Have trouble picking stocks? Try looking for a mutual fund. The choices are dizzying.
There's stock, bond, growth, global, flexible, balanced, convertible and mixed funds--to name a few. There are loads, no loads, high fees and low fees. In fact, there are twice as many mutual funds as companies listed on the New York Stock Exchange.
Not surprising, there is also a wide variety of measures to gauge mutual fund performance. And a plethora of publications trying to help investors sort it all out.
"With the proliferation of mutual funds, we've seen a proliferation of newsletters and services that purport to follow the funds and advise investors as to which funds they should consider," said Patricia Harden, spokeswoman for Fidelity Investments, one of the nation's largest mutual fund companies. Do they work? "Yes and no," Harden said.
In recent weeks, investors have been barraged with several more--from Business Week's two-part series to Forbes' expansive tome, as well as rankings by Lipper Analytical Services, which are published quarterly in The Times.
But these rankings and ratings may just add to the confusion because few consider the same funds to be top-notch.
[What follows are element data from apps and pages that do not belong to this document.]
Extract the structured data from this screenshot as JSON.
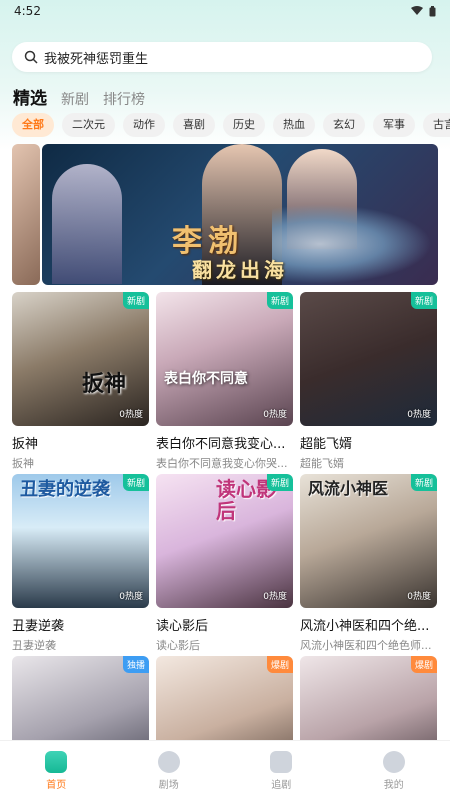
{
  "status": {
    "time": "4:52"
  },
  "search": {
    "query": "我被死神惩罚重生"
  },
  "tabs": [
    {
      "label": "精选",
      "active": true
    },
    {
      "label": "新剧",
      "active": false
    },
    {
      "label": "排行榜",
      "active": false
    }
  ],
  "chips": [
    "全部",
    "二次元",
    "动作",
    "喜剧",
    "历史",
    "热血",
    "玄幻",
    "军事",
    "古言"
  ],
  "banner": {
    "title": "李渤",
    "subtitle": "翻龙出海"
  },
  "cards": [
    {
      "title": "扳神",
      "subtitle": "扳神",
      "badge": "新剧",
      "heat": "0热度",
      "poster_text": "扳神"
    },
    {
      "title": "表白你不同意我变心...",
      "subtitle": "表白你不同意我变心你哭...",
      "badge": "新剧",
      "heat": "0热度",
      "poster_text": "表白你不同意"
    },
    {
      "title": "超能飞婿",
      "subtitle": "超能飞婿",
      "badge": "新剧",
      "heat": "0热度",
      "poster_text": ""
    },
    {
      "title": "丑妻逆袭",
      "subtitle": "丑妻逆袭",
      "badge": "新剧",
      "heat": "0热度",
      "poster_text": "丑妻的逆袭"
    },
    {
      "title": "读心影后",
      "subtitle": "读心影后",
      "badge": "新剧",
      "heat": "0热度",
      "poster_text": "读心影后"
    },
    {
      "title": "风流小神医和四个绝...",
      "subtitle": "风流小神医和四个绝色师...",
      "badge": "新剧",
      "heat": "0热度",
      "poster_text": "风流小神医"
    },
    {
      "title": "",
      "subtitle": "",
      "badge": "独播",
      "heat": "",
      "poster_text": ""
    },
    {
      "title": "",
      "subtitle": "",
      "badge": "爆剧",
      "heat": "",
      "poster_text": ""
    },
    {
      "title": "",
      "subtitle": "",
      "badge": "爆剧",
      "heat": "",
      "poster_text": ""
    }
  ],
  "nav": [
    {
      "label": "首页",
      "icon": "home-icon",
      "active": true
    },
    {
      "label": "剧场",
      "icon": "theater-icon",
      "active": false
    },
    {
      "label": "追剧",
      "icon": "play-icon",
      "active": false
    },
    {
      "label": "我的",
      "icon": "profile-icon",
      "active": false
    }
  ],
  "colors": {
    "accent": "#ff7a1a",
    "badge_new": "#16c09a",
    "badge_hot": "#ff8a3c",
    "badge_exclusive": "#3d9df3"
  }
}
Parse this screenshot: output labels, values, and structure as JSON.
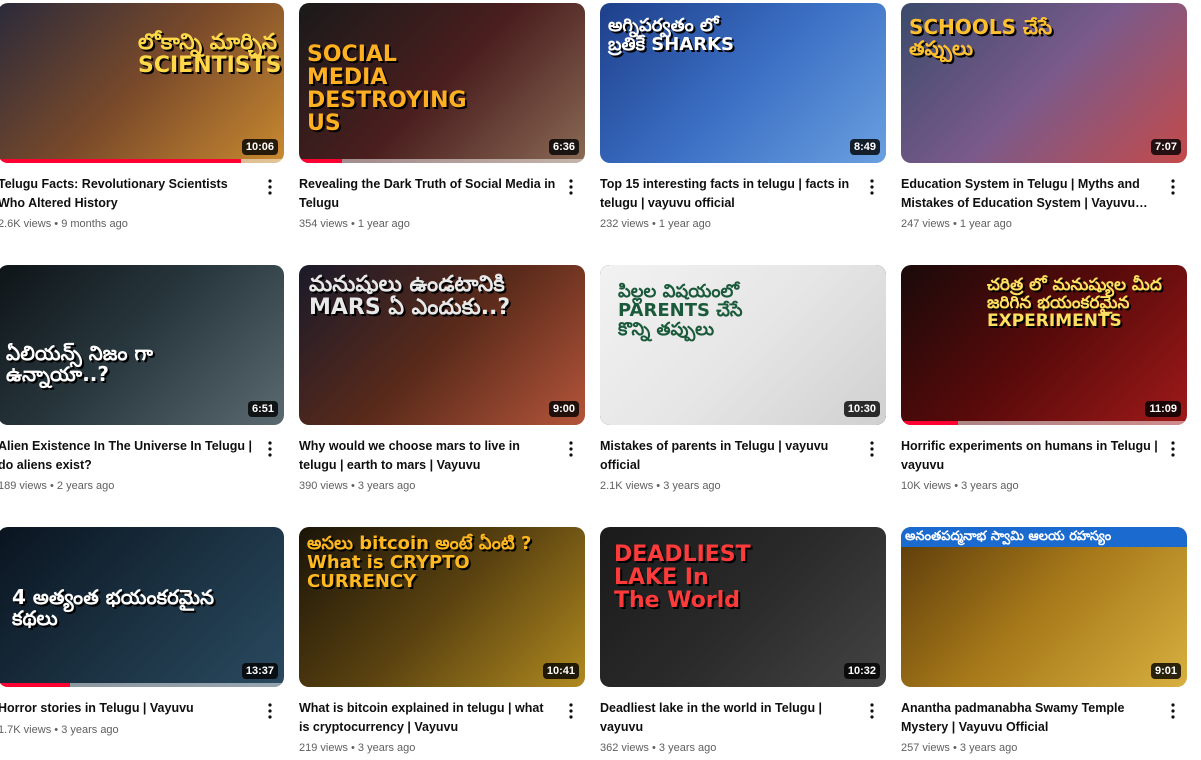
{
  "videos": [
    {
      "title": "Telugu Facts: Revolutionary Scientists Who Altered History",
      "views": "2.6K views",
      "age": "9 months ago",
      "duration": "10:06",
      "thumb_text": "లోకాన్ని మార్చిన SCIENTISTS",
      "watched_fraction": 0.85,
      "palette": [
        "#2b2a3a",
        "#7a4a2a",
        "#c98a30"
      ]
    },
    {
      "title": "Revealing the Dark Truth of Social Media in Telugu",
      "views": "354 views",
      "age": "1 year ago",
      "duration": "6:36",
      "thumb_text": "SOCIAL MEDIA DESTROYING US",
      "watched_fraction": 0.15,
      "palette": [
        "#1a1a1a",
        "#4a1e1e",
        "#8a6a55"
      ]
    },
    {
      "title": "Top 15 interesting facts in telugu | facts in telugu | vayuvu official",
      "views": "232 views",
      "age": "1 year ago",
      "duration": "8:49",
      "thumb_text": "అగ్నిపర్వతం లో బ్రతికే SHARKS",
      "watched_fraction": 0,
      "palette": [
        "#1e3f8a",
        "#3b6fc4",
        "#6aa0e0"
      ]
    },
    {
      "title": "Education System in Telugu | Myths and Mistakes of Education System | Vayuvu Official",
      "views": "247 views",
      "age": "1 year ago",
      "duration": "7:07",
      "thumb_text": "SCHOOLS చేసే తప్పులు",
      "watched_fraction": 0,
      "palette": [
        "#3a4a6a",
        "#7a5a8a",
        "#c44a4a"
      ]
    },
    {
      "title": "Alien Existence In The Universe In Telugu | do aliens exist?",
      "views": "189 views",
      "age": "2 years ago",
      "duration": "6:51",
      "thumb_text": "ఏలియన్స్ నిజం గా ఉన్నాయా..?",
      "watched_fraction": 0,
      "palette": [
        "#0e1418",
        "#2a3a40",
        "#5a6a70"
      ]
    },
    {
      "title": "Why would we choose mars to live in telugu | earth to mars | Vayuvu",
      "views": "390 views",
      "age": "3 years ago",
      "duration": "9:00",
      "thumb_text": "మనుషులు ఉండటానికి MARS ఏ ఎందుకు..?",
      "watched_fraction": 0,
      "palette": [
        "#1a1a2a",
        "#5a2a1a",
        "#b4553a"
      ]
    },
    {
      "title": "Mistakes of parents in Telugu | vayuvu official",
      "views": "2.1K views",
      "age": "3 years ago",
      "duration": "10:30",
      "thumb_text": "పిల్లల విషయంలో PARENTS చేసే కొన్ని తప్పులు",
      "watched_fraction": 0,
      "palette": [
        "#f2f2f2",
        "#e6e6e6",
        "#d0d0d0"
      ]
    },
    {
      "title": "Horrific experiments on humans in Telugu | vayuvu",
      "views": "10K views",
      "age": "3 years ago",
      "duration": "11:09",
      "thumb_text": "చరిత్ర లో మనుష్యుల మీద జరిగిన భయంకరమైన EXPERIMENTS",
      "watched_fraction": 0.2,
      "palette": [
        "#1a0a0a",
        "#5a0a0a",
        "#a01a1a"
      ]
    },
    {
      "title": "Horror stories in Telugu | Vayuvu",
      "views": "1.7K views",
      "age": "3 years ago",
      "duration": "13:37",
      "thumb_text": "4 అత్యంత భయంకరమైన కథలు",
      "watched_fraction": 0.25,
      "palette": [
        "#0a1420",
        "#1a3040",
        "#2a4a60"
      ]
    },
    {
      "title": "What is bitcoin explained in telugu | what is cryptocurrency | Vayuvu",
      "views": "219 views",
      "age": "3 years ago",
      "duration": "10:41",
      "thumb_text": "అసలు bitcoin అంటే ఏంటి ? What is CRYPTO CURRENCY",
      "watched_fraction": 0,
      "palette": [
        "#1a1408",
        "#5a4210",
        "#b08a20"
      ]
    },
    {
      "title": "Deadliest lake in the world in Telugu | vayuvu",
      "views": "362 views",
      "age": "3 years ago",
      "duration": "10:32",
      "thumb_text": "DEADLIEST LAKE In The World",
      "watched_fraction": 0,
      "palette": [
        "#1a1a1a",
        "#2a2a2a",
        "#444444"
      ]
    },
    {
      "title": "Anantha padmanabha Swamy Temple Mystery | Vayuvu Official",
      "views": "257 views",
      "age": "3 years ago",
      "duration": "9:01",
      "thumb_text": "అనంతపద్మనాభ స్వామి ఆలయ రహస్యం",
      "watched_fraction": 0,
      "palette": [
        "#5a3a0a",
        "#a87a1a",
        "#d8b040"
      ]
    }
  ]
}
"In general, most of the services are quite accurate," said A. Michael Lipper, president of Lipper Analytical Services in New York, which tracks mutual fund performance. "The differences are not mistakes but different measurement techniques."
Business Week tries to account for risk, while Forbes looks at performance in down markets. And The Times simply publishes rankings of total return over specific periods of time. Other services weigh in a wide variety of measures, including fund size and liquidity.
But even when rankings do agree, experts say it is not always advisable to pick last quarter's or last year's top performer.
"It is probably wrong to pick the short-term top performer, because they rarely repeat over a short period of time." said Ken Waggoner, spokesman for T. Rowe Price Associates in Los Angeles.
So how does one choose?
First, investors must answer a raft of personal questions, starting with their age, affluence and willingness to take risks, said William E. Donoghue, publisher of Donoghue's Moneyletter, a newsletter on choosing mutual funds. They also have to decide whether they want to make investment decisions themselves--and possibly save commissions and fees by buying into a no-load fund--or whether they are willing to pay more for the counsel of a financial planner or broker. Finally, they must determine whether this is a short-term or a long-term investment, and whether they plan to watch it closely.
Watching long-term investments on a day-to-day basis is a big mistake because sometimes investors panic and sell at the wrong time, "turning what might be a brilliant long-term decision into a disastrous short-term investment," Lipper said.
Then it's time to look at the rankings and ratings. The two differ because the first simply reports yields, while the other tries to factor in additional information, such as risks, liquidity, investment objectives and the like.
The rankings are helpful because they provide a simple, objective measure of a fund's return over specific periods of time. Firms such as Lipper report these yields over periods as short as a week and as long as 30 years.
Others try to qualify the numbers by looking at additional measures to determine overall performance.
The recent Business Week rating, for example, assesses risks by weighing in the volatility of the funds' investments. Business Week, consequently, recommends some lower-yielding funds because they are considered low risk.
Still, experts acknowledge that the risk formula is flawed in that it can only track volatility as a proxy for risk. It cannot weigh the less quantifiable dangers in the underlying portfolio. Consequently, junk bond funds may come out as "low-risk" ventures because their returns were relatively stable until recently.
Meanwhile, Forbes ranks funds by total annual yields, but it also grades them on their performance during good times and bad. Some of the top-yielding funds--such as the US Gold Shares fund--got "D" ratings during both good and bad market cycles, Forbes reported.
Others, such as the Mexico Fund, did spectacularly well during up markets but relatively poorly when the market soured. And the Strategic Investments Fund got an "F" for its performance during good markets and a "D" for bad. How it become one of the top yielders on Forbes' Feb. 5 listing is unclear.
RATING THE MUTUAL FUNDS
The top-performing funds and their rate of return according to three recent surveys.
Lipper and Forbes returns are for 1989. Business Week lists average.
Lipper Analytical Forbes Business Week Alger Small Mexico Fund (67.3) Fidelity Capital (65.08) Overseas US Gold Shares US Gold Shares Merrill Lynch (64.73) (64.7) Pacific (33.7) Strategic One Hundred Japan (32.0) Investments (61.21) Fund (64.3) GT Global Growth: Strategic Trustees-Comm Japan (60.73) Investments (61.3) Intl Eq (30.7) Financial Port: Van Eck Kleinwort-Benson Health (59.72) International (51.2) Intl Eq (30.7) Vanguard Wld- Intl Growth (30.70
*formerly Drexel Burnham Fund